- REQUIRED ACTION: Find every line in the records below that holds the word "true", and copy it out.
┏━━
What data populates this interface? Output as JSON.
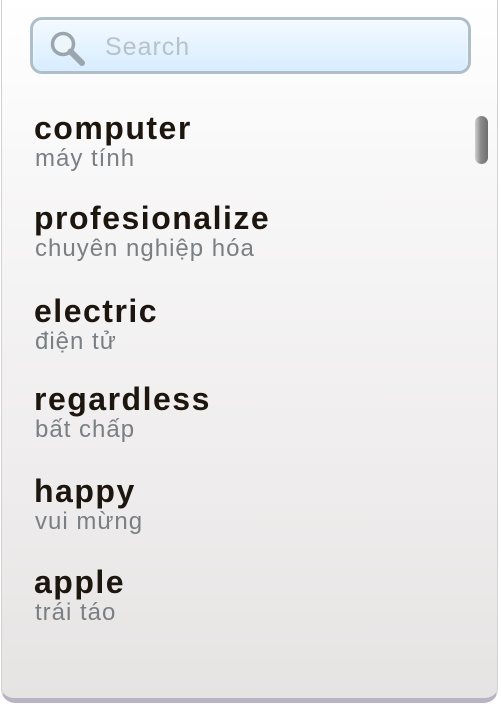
{
  "search": {
    "placeholder": "Search",
    "icon": "search-icon"
  },
  "words": [
    {
      "term": "computer",
      "meaning": "máy tính"
    },
    {
      "term": "profesionalize",
      "meaning": "chuyên nghiệp hóa"
    },
    {
      "term": "electric",
      "meaning": "điện tử"
    },
    {
      "term": "regardless",
      "meaning": "bất chấp"
    },
    {
      "term": "happy",
      "meaning": "vui mừng"
    },
    {
      "term": "apple",
      "meaning": "trái táo"
    }
  ],
  "colors": {
    "term": "#1d160f",
    "meaning": "#7a7f83",
    "search_border": "#aebfc9",
    "search_bg": "#d8edff"
  }
}
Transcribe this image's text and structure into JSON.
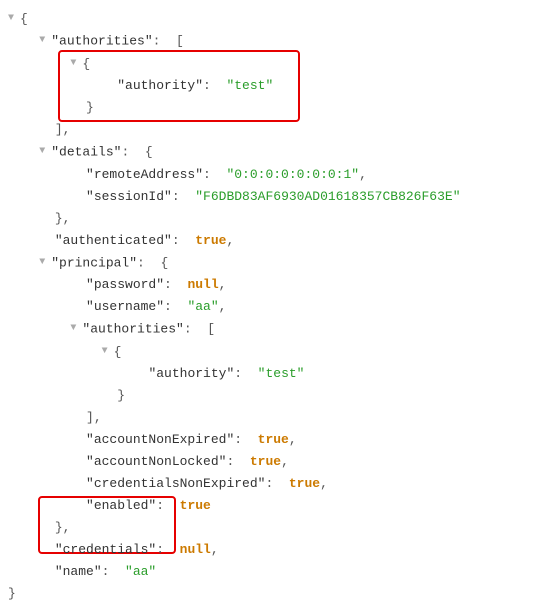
{
  "lines": {
    "l0": "{",
    "k1": "\"authorities\"",
    "v1": "[",
    "l2": "{",
    "k3": "\"authority\"",
    "v3": "\"test\"",
    "l4": "}",
    "l5": "],",
    "k6": "\"details\"",
    "v6": "{",
    "k7": "\"remoteAddress\"",
    "v7": "\"0:0:0:0:0:0:0:1\"",
    "k8": "\"sessionId\"",
    "v8": "\"F6DBD83AF6930AD01618357CB826F63E\"",
    "l9": "},",
    "k10": "\"authenticated\"",
    "v10": "true",
    "k11": "\"principal\"",
    "v11": "{",
    "k12": "\"password\"",
    "v12": "null",
    "k13": "\"username\"",
    "v13": "\"aa\"",
    "k14": "\"authorities\"",
    "v14": "[",
    "l15": "{",
    "k16": "\"authority\"",
    "v16": "\"test\"",
    "l17": "}",
    "l18": "],",
    "k19": "\"accountNonExpired\"",
    "v19": "true",
    "k20": "\"accountNonLocked\"",
    "v20": "true",
    "k21": "\"credentialsNonExpired\"",
    "v21": "true",
    "k22": "\"enabled\"",
    "v22": "true",
    "l23": "},",
    "k24": "\"credentials\"",
    "v24": "null",
    "k25": "\"name\"",
    "v25": "\"aa\"",
    "l26": "}"
  }
}
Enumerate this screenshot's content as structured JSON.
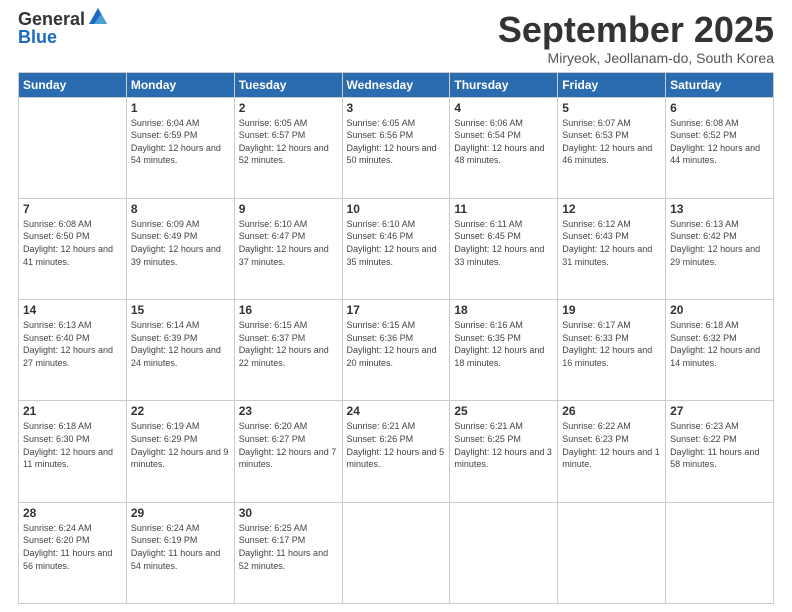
{
  "logo": {
    "general": "General",
    "blue": "Blue"
  },
  "header": {
    "month": "September 2025",
    "location": "Miryeok, Jeollanam-do, South Korea"
  },
  "days": [
    "Sunday",
    "Monday",
    "Tuesday",
    "Wednesday",
    "Thursday",
    "Friday",
    "Saturday"
  ],
  "weeks": [
    [
      {
        "day": "",
        "sunrise": "",
        "sunset": "",
        "daylight": ""
      },
      {
        "day": "1",
        "sunrise": "Sunrise: 6:04 AM",
        "sunset": "Sunset: 6:59 PM",
        "daylight": "Daylight: 12 hours and 54 minutes."
      },
      {
        "day": "2",
        "sunrise": "Sunrise: 6:05 AM",
        "sunset": "Sunset: 6:57 PM",
        "daylight": "Daylight: 12 hours and 52 minutes."
      },
      {
        "day": "3",
        "sunrise": "Sunrise: 6:05 AM",
        "sunset": "Sunset: 6:56 PM",
        "daylight": "Daylight: 12 hours and 50 minutes."
      },
      {
        "day": "4",
        "sunrise": "Sunrise: 6:06 AM",
        "sunset": "Sunset: 6:54 PM",
        "daylight": "Daylight: 12 hours and 48 minutes."
      },
      {
        "day": "5",
        "sunrise": "Sunrise: 6:07 AM",
        "sunset": "Sunset: 6:53 PM",
        "daylight": "Daylight: 12 hours and 46 minutes."
      },
      {
        "day": "6",
        "sunrise": "Sunrise: 6:08 AM",
        "sunset": "Sunset: 6:52 PM",
        "daylight": "Daylight: 12 hours and 44 minutes."
      }
    ],
    [
      {
        "day": "7",
        "sunrise": "Sunrise: 6:08 AM",
        "sunset": "Sunset: 6:50 PM",
        "daylight": "Daylight: 12 hours and 41 minutes."
      },
      {
        "day": "8",
        "sunrise": "Sunrise: 6:09 AM",
        "sunset": "Sunset: 6:49 PM",
        "daylight": "Daylight: 12 hours and 39 minutes."
      },
      {
        "day": "9",
        "sunrise": "Sunrise: 6:10 AM",
        "sunset": "Sunset: 6:47 PM",
        "daylight": "Daylight: 12 hours and 37 minutes."
      },
      {
        "day": "10",
        "sunrise": "Sunrise: 6:10 AM",
        "sunset": "Sunset: 6:46 PM",
        "daylight": "Daylight: 12 hours and 35 minutes."
      },
      {
        "day": "11",
        "sunrise": "Sunrise: 6:11 AM",
        "sunset": "Sunset: 6:45 PM",
        "daylight": "Daylight: 12 hours and 33 minutes."
      },
      {
        "day": "12",
        "sunrise": "Sunrise: 6:12 AM",
        "sunset": "Sunset: 6:43 PM",
        "daylight": "Daylight: 12 hours and 31 minutes."
      },
      {
        "day": "13",
        "sunrise": "Sunrise: 6:13 AM",
        "sunset": "Sunset: 6:42 PM",
        "daylight": "Daylight: 12 hours and 29 minutes."
      }
    ],
    [
      {
        "day": "14",
        "sunrise": "Sunrise: 6:13 AM",
        "sunset": "Sunset: 6:40 PM",
        "daylight": "Daylight: 12 hours and 27 minutes."
      },
      {
        "day": "15",
        "sunrise": "Sunrise: 6:14 AM",
        "sunset": "Sunset: 6:39 PM",
        "daylight": "Daylight: 12 hours and 24 minutes."
      },
      {
        "day": "16",
        "sunrise": "Sunrise: 6:15 AM",
        "sunset": "Sunset: 6:37 PM",
        "daylight": "Daylight: 12 hours and 22 minutes."
      },
      {
        "day": "17",
        "sunrise": "Sunrise: 6:15 AM",
        "sunset": "Sunset: 6:36 PM",
        "daylight": "Daylight: 12 hours and 20 minutes."
      },
      {
        "day": "18",
        "sunrise": "Sunrise: 6:16 AM",
        "sunset": "Sunset: 6:35 PM",
        "daylight": "Daylight: 12 hours and 18 minutes."
      },
      {
        "day": "19",
        "sunrise": "Sunrise: 6:17 AM",
        "sunset": "Sunset: 6:33 PM",
        "daylight": "Daylight: 12 hours and 16 minutes."
      },
      {
        "day": "20",
        "sunrise": "Sunrise: 6:18 AM",
        "sunset": "Sunset: 6:32 PM",
        "daylight": "Daylight: 12 hours and 14 minutes."
      }
    ],
    [
      {
        "day": "21",
        "sunrise": "Sunrise: 6:18 AM",
        "sunset": "Sunset: 6:30 PM",
        "daylight": "Daylight: 12 hours and 11 minutes."
      },
      {
        "day": "22",
        "sunrise": "Sunrise: 6:19 AM",
        "sunset": "Sunset: 6:29 PM",
        "daylight": "Daylight: 12 hours and 9 minutes."
      },
      {
        "day": "23",
        "sunrise": "Sunrise: 6:20 AM",
        "sunset": "Sunset: 6:27 PM",
        "daylight": "Daylight: 12 hours and 7 minutes."
      },
      {
        "day": "24",
        "sunrise": "Sunrise: 6:21 AM",
        "sunset": "Sunset: 6:26 PM",
        "daylight": "Daylight: 12 hours and 5 minutes."
      },
      {
        "day": "25",
        "sunrise": "Sunrise: 6:21 AM",
        "sunset": "Sunset: 6:25 PM",
        "daylight": "Daylight: 12 hours and 3 minutes."
      },
      {
        "day": "26",
        "sunrise": "Sunrise: 6:22 AM",
        "sunset": "Sunset: 6:23 PM",
        "daylight": "Daylight: 12 hours and 1 minute."
      },
      {
        "day": "27",
        "sunrise": "Sunrise: 6:23 AM",
        "sunset": "Sunset: 6:22 PM",
        "daylight": "Daylight: 11 hours and 58 minutes."
      }
    ],
    [
      {
        "day": "28",
        "sunrise": "Sunrise: 6:24 AM",
        "sunset": "Sunset: 6:20 PM",
        "daylight": "Daylight: 11 hours and 56 minutes."
      },
      {
        "day": "29",
        "sunrise": "Sunrise: 6:24 AM",
        "sunset": "Sunset: 6:19 PM",
        "daylight": "Daylight: 11 hours and 54 minutes."
      },
      {
        "day": "30",
        "sunrise": "Sunrise: 6:25 AM",
        "sunset": "Sunset: 6:17 PM",
        "daylight": "Daylight: 11 hours and 52 minutes."
      },
      {
        "day": "",
        "sunrise": "",
        "sunset": "",
        "daylight": ""
      },
      {
        "day": "",
        "sunrise": "",
        "sunset": "",
        "daylight": ""
      },
      {
        "day": "",
        "sunrise": "",
        "sunset": "",
        "daylight": ""
      },
      {
        "day": "",
        "sunrise": "",
        "sunset": "",
        "daylight": ""
      }
    ]
  ]
}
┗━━
- RESULT FOR THIS EXERCISE:
    "v10": "true",
    "v19": "true",
    "v20": "true",
    "v21": "true",
    "v22": "true",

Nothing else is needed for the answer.